## Given records

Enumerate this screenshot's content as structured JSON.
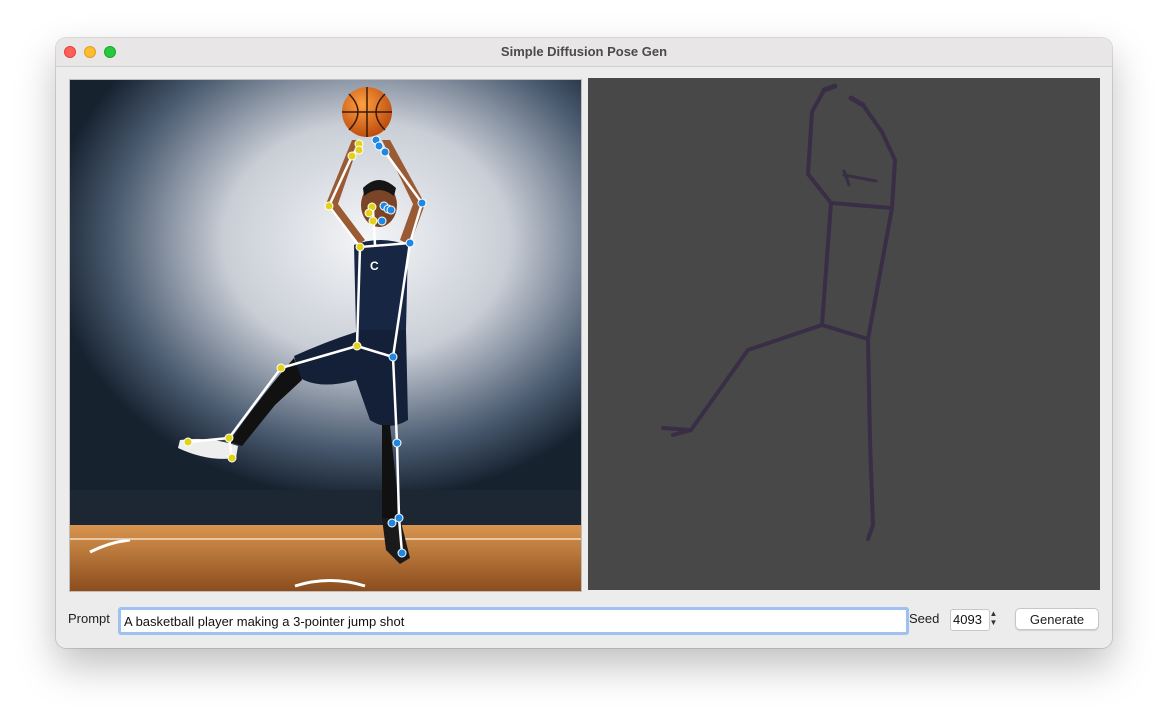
{
  "window": {
    "title": "Simple Diffusion Pose Gen"
  },
  "prompt": {
    "label": "Prompt",
    "value": "A basketball player making a 3-pointer jump shot"
  },
  "seed": {
    "label": "Seed",
    "value": "4093"
  },
  "generate_button": {
    "label": "Generate"
  },
  "jersey_text": "C",
  "colors": {
    "left_keypoint": "#e3d21a",
    "right_keypoint": "#1e88e5",
    "skeleton_line": "#ffffff",
    "pose_stick": "#3a2d46",
    "pose_bg": "#484848",
    "prompt_focus_ring": "#9ec1ef"
  },
  "icons": [
    "close-icon",
    "minimize-icon",
    "maximize-icon",
    "stepper-up-icon",
    "stepper-down-icon",
    "basketball-icon"
  ]
}
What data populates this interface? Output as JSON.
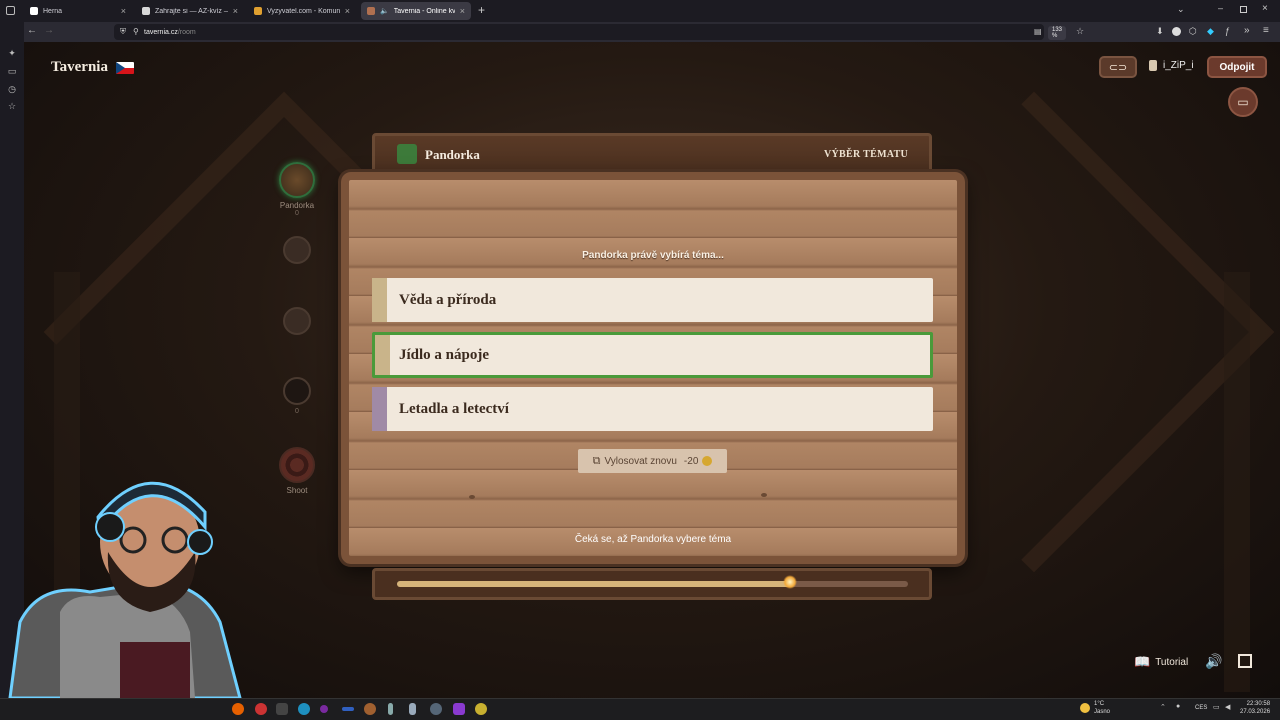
{
  "browser": {
    "tabs": [
      {
        "title": "Herna",
        "active": false
      },
      {
        "title": "Zahrajte si — AZ-kvíz — Český",
        "active": false
      },
      {
        "title": "Vyzyvatel.com - Komunitní věc",
        "active": false
      },
      {
        "title": "Tavernia - Online kvízová h",
        "active": true
      }
    ],
    "url_domain": "tavernia.cz",
    "url_path": "/room",
    "zoom": "133 %"
  },
  "header": {
    "brand": "Tavernia",
    "username": "i_ZiP_i",
    "disconnect_label": "Odpojit"
  },
  "players": [
    {
      "name": "Pandorka",
      "score": "0",
      "active": true
    },
    {
      "name": "",
      "score": "",
      "active": false
    },
    {
      "name": "",
      "score": "",
      "active": false
    },
    {
      "name": "",
      "score": "0",
      "active": false
    },
    {
      "name": "Shoot",
      "score": "",
      "active": false
    }
  ],
  "panel": {
    "player_name": "Pandorka",
    "mode_label": "VÝBĚR TÉMATU",
    "status_text": "Pandorka právě vybírá téma...",
    "topics": [
      {
        "label": "Věda a příroda",
        "stripe_color": "#c9b48a",
        "selected": false
      },
      {
        "label": "Jídlo a nápoje",
        "stripe_color": "#c9b48a",
        "selected": true
      },
      {
        "label": "Letadla a letectví",
        "stripe_color": "#a08aa6",
        "selected": false
      }
    ],
    "reroll_label": "Vylosovat znovu",
    "reroll_cost": "-20",
    "wait_text": "Čeká se, až Pandorka vybere téma",
    "timer_progress": 0.77
  },
  "footer": {
    "tutorial_label": "Tutorial"
  },
  "taskbar": {
    "weather_temp": "1°C",
    "weather_desc": "Jasno",
    "lang": "CES",
    "time": "22:30:58",
    "date": "27.03.2026"
  },
  "colors": {
    "accent_green": "#4a9a3a",
    "button_brown": "#6b3a2c",
    "card_bg": "#f1e8dc"
  }
}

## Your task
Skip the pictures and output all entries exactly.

## Exercise answer
Enumerate this screenshot's content as structured JSON.
{
  "window": {
    "title": "Simple Diffusion Pose Gen"
  },
  "prompt": {
    "label": "Prompt",
    "value": "A basketball player making a 3-pointer jump shot"
  },
  "seed": {
    "label": "Seed",
    "value": "4093"
  },
  "generate_button": {
    "label": "Generate"
  },
  "jersey_text": "C",
  "colors": {
    "left_keypoint": "#e3d21a",
    "right_keypoint": "#1e88e5",
    "skeleton_line": "#ffffff",
    "pose_stick": "#3a2d46",
    "pose_bg": "#484848",
    "prompt_focus_ring": "#9ec1ef"
  },
  "icons": [
    "close-icon",
    "minimize-icon",
    "maximize-icon",
    "stepper-up-icon",
    "stepper-down-icon",
    "basketball-icon"
  ]
}
What data populates this interface? Output as JSON.
{
  "browser": {
    "tabs": [
      {
        "title": "Herna",
        "active": false
      },
      {
        "title": "Zahrajte si — AZ-kvíz — Český",
        "active": false
      },
      {
        "title": "Vyzyvatel.com - Komunitní věc",
        "active": false
      },
      {
        "title": "Tavernia - Online kvízová h",
        "active": true
      }
    ],
    "url_domain": "tavernia.cz",
    "url_path": "/room",
    "zoom": "133 %"
  },
  "header": {
    "brand": "Tavernia",
    "username": "i_ZiP_i",
    "disconnect_label": "Odpojit"
  },
  "players": [
    {
      "name": "Pandorka",
      "score": "0",
      "active": true
    },
    {
      "name": "",
      "score": "",
      "active": false
    },
    {
      "name": "",
      "score": "",
      "active": false
    },
    {
      "name": "",
      "score": "0",
      "active": false
    },
    {
      "name": "Shoot",
      "score": "",
      "active": false
    }
  ],
  "panel": {
    "player_name": "Pandorka",
    "mode_label": "VÝBĚR TÉMATU",
    "status_text": "Pandorka právě vybírá téma...",
    "topics": [
      {
        "label": "Věda a příroda",
        "stripe_color": "#c9b48a",
        "selected": false
      },
      {
        "label": "Jídlo a nápoje",
        "stripe_color": "#c9b48a",
        "selected": true
      },
      {
        "label": "Letadla a letectví",
        "stripe_color": "#a08aa6",
        "selected": false
      }
    ],
    "reroll_label": "Vylosovat znovu",
    "reroll_cost": "-20",
    "wait_text": "Čeká se, až Pandorka vybere téma",
    "timer_progress": 0.77
  },
  "footer": {
    "tutorial_label": "Tutorial"
  },
  "taskbar": {
    "weather_temp": "1°C",
    "weather_desc": "Jasno",
    "lang": "CES",
    "time": "22:30:58",
    "date": "27.03.2026"
  },
  "colors": {
    "accent_green": "#4a9a3a",
    "button_brown": "#6b3a2c",
    "card_bg": "#f1e8dc"
  }
}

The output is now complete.